If you glance outside Terminal 2 at Raleigh-Durham International Airport, you may notice workers with machines tearing up the concrete.
It’s the first stage of a two-year effort to replace most of the taxiway that planes use to get to and from RDU’s main runway. The $26.5 million project involves digging up 17 inches of concrete and another 23 inches of gravel and replacing them.
The work is hard to miss.
“It’s very loud and very visible,” said airport spokesman Andrew Sawyer. “They’re hammering apart the pavement.”
About 65 percent of the 10,000-foot-long taxiway will be replaced because it has reached the end of its useful life of about 30 years, Sawyer said. The other sections of the taxiway were replaced just before the opening of Terminal 2 in 2011, he said.
The work in front of the terminal will be done in stages that will require closing three gates at a time; there are enough open gates at any one time that passengers won’t be affected, Sawyer said. The ramps, where planes park at the gates, are not being replaced.
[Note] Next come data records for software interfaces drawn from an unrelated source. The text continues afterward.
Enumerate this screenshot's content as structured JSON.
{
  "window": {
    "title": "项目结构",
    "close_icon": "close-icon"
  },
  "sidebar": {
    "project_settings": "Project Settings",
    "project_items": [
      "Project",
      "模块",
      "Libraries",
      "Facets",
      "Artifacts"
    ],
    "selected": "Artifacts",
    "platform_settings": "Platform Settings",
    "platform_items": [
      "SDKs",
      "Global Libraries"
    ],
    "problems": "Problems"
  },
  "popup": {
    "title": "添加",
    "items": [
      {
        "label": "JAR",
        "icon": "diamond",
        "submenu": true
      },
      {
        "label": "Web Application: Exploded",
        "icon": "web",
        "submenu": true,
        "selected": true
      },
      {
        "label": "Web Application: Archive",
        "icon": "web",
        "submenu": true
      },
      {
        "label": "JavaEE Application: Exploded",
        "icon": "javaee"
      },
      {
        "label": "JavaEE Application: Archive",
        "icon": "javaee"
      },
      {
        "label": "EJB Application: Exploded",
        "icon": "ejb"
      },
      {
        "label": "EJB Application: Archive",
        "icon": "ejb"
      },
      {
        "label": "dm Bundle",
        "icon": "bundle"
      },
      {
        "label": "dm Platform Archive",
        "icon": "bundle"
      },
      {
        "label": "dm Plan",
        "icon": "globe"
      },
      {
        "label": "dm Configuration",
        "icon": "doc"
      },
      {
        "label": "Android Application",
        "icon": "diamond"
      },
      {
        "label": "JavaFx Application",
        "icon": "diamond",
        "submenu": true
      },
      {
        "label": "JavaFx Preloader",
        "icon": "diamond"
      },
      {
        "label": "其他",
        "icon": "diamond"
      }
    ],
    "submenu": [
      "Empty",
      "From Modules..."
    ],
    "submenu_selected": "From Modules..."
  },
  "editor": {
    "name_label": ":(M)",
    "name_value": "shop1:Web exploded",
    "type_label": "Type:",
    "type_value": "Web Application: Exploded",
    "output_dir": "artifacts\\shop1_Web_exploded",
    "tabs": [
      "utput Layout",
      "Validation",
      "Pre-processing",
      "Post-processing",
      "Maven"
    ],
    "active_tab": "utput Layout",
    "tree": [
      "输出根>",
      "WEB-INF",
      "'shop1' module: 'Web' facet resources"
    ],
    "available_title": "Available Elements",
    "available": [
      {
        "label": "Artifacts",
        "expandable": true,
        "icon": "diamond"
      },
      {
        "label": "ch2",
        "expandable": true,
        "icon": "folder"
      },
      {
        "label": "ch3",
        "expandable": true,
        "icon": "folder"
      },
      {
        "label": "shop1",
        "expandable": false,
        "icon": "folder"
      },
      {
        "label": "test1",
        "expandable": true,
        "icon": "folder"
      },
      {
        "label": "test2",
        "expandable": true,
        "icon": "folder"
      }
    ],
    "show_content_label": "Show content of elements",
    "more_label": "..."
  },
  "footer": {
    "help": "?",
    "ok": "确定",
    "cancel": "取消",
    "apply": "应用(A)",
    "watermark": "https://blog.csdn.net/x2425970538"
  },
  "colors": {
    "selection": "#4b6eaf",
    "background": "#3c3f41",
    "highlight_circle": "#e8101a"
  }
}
The taxiway concrete will be recycled on site. The contractor, Anthony Allega Cement Contractor Inc. of Cleveland, has built a plant on the west side of the airport that will allow it to reprocess the material it removes and use it to make new concrete.
RDU is also replacing the taxiway in front of Terminal 1 on the east side of the airport. That taxiway is made of asphalt, and the replacement work that began last fall had to be suspended because of the cold weather, Sawyer said. It should be finished by the end of the year.